┌────────

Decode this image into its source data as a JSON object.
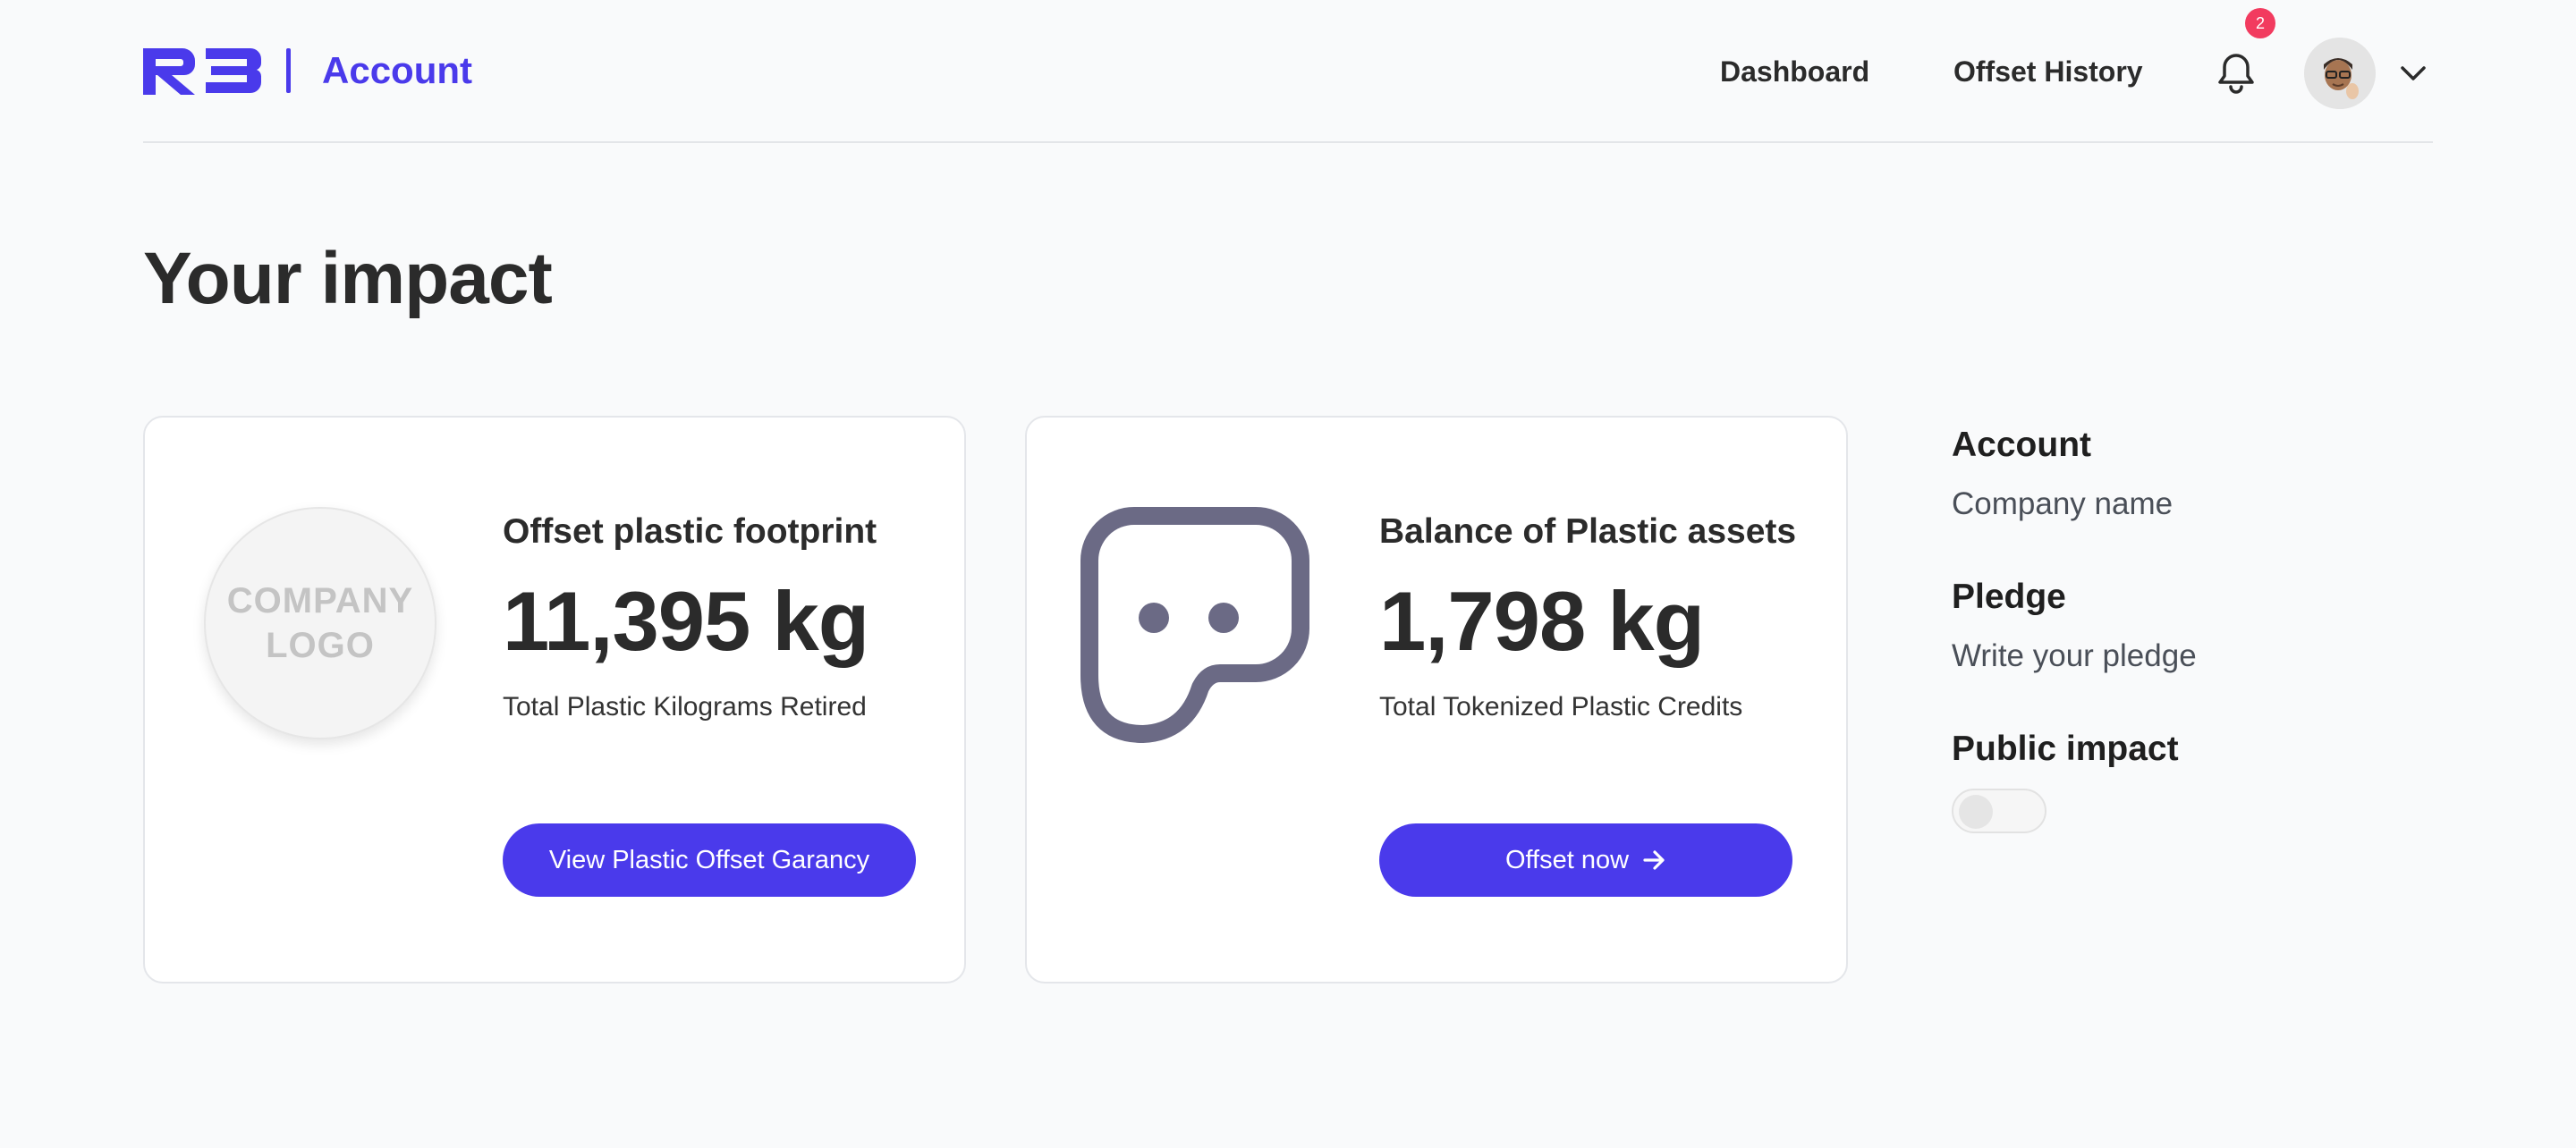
{
  "header": {
    "brand_title": "Account",
    "nav": {
      "dashboard": "Dashboard",
      "offset_history": "Offset History"
    },
    "notifications_count": "2",
    "icons": [
      "r3-logo",
      "bell-icon",
      "avatar",
      "chevron-down-icon"
    ]
  },
  "main": {
    "title": "Your impact",
    "cards": [
      {
        "logo_text_1": "COMPANY",
        "logo_text_2": "LOGO",
        "heading": "Offset plastic footprint",
        "value": "11,395 kg",
        "subtitle": "Total Plastic Kilograms Retired",
        "button_label": "View Plastic Offset Garancy"
      },
      {
        "icon": "plastic-mascot-icon",
        "heading": "Balance of Plastic assets",
        "value": "1,798 kg",
        "subtitle": "Total Tokenized Plastic Credits",
        "button_label": "Offset now"
      }
    ]
  },
  "side": {
    "account_label": "Account",
    "account_value": "Company name",
    "pledge_label": "Pledge",
    "pledge_value": "Write your pledge",
    "public_impact_label": "Public impact",
    "public_impact_enabled": false
  },
  "colors": {
    "accent": "#4a3aeb",
    "badge": "#f23b5f",
    "background": "#f9fafb",
    "mascot": "#6b6a85"
  }
}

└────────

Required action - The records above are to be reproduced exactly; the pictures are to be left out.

Task answer -
Decode this image into its source data as a JSON object.
{
  "header": {
    "brand_title": "Account",
    "nav": {
      "dashboard": "Dashboard",
      "offset_history": "Offset History"
    },
    "notifications_count": "2",
    "icons": [
      "r3-logo",
      "bell-icon",
      "avatar",
      "chevron-down-icon"
    ]
  },
  "main": {
    "title": "Your impact",
    "cards": [
      {
        "logo_text_1": "COMPANY",
        "logo_text_2": "LOGO",
        "heading": "Offset plastic footprint",
        "value": "11,395 kg",
        "subtitle": "Total Plastic Kilograms Retired",
        "button_label": "View Plastic Offset Garancy"
      },
      {
        "icon": "plastic-mascot-icon",
        "heading": "Balance of Plastic assets",
        "value": "1,798 kg",
        "subtitle": "Total Tokenized Plastic Credits",
        "button_label": "Offset now"
      }
    ]
  },
  "side": {
    "account_label": "Account",
    "account_value": "Company name",
    "pledge_label": "Pledge",
    "pledge_value": "Write your pledge",
    "public_impact_label": "Public impact",
    "public_impact_enabled": false
  },
  "colors": {
    "accent": "#4a3aeb",
    "badge": "#f23b5f",
    "background": "#f9fafb",
    "mascot": "#6b6a85"
  }
}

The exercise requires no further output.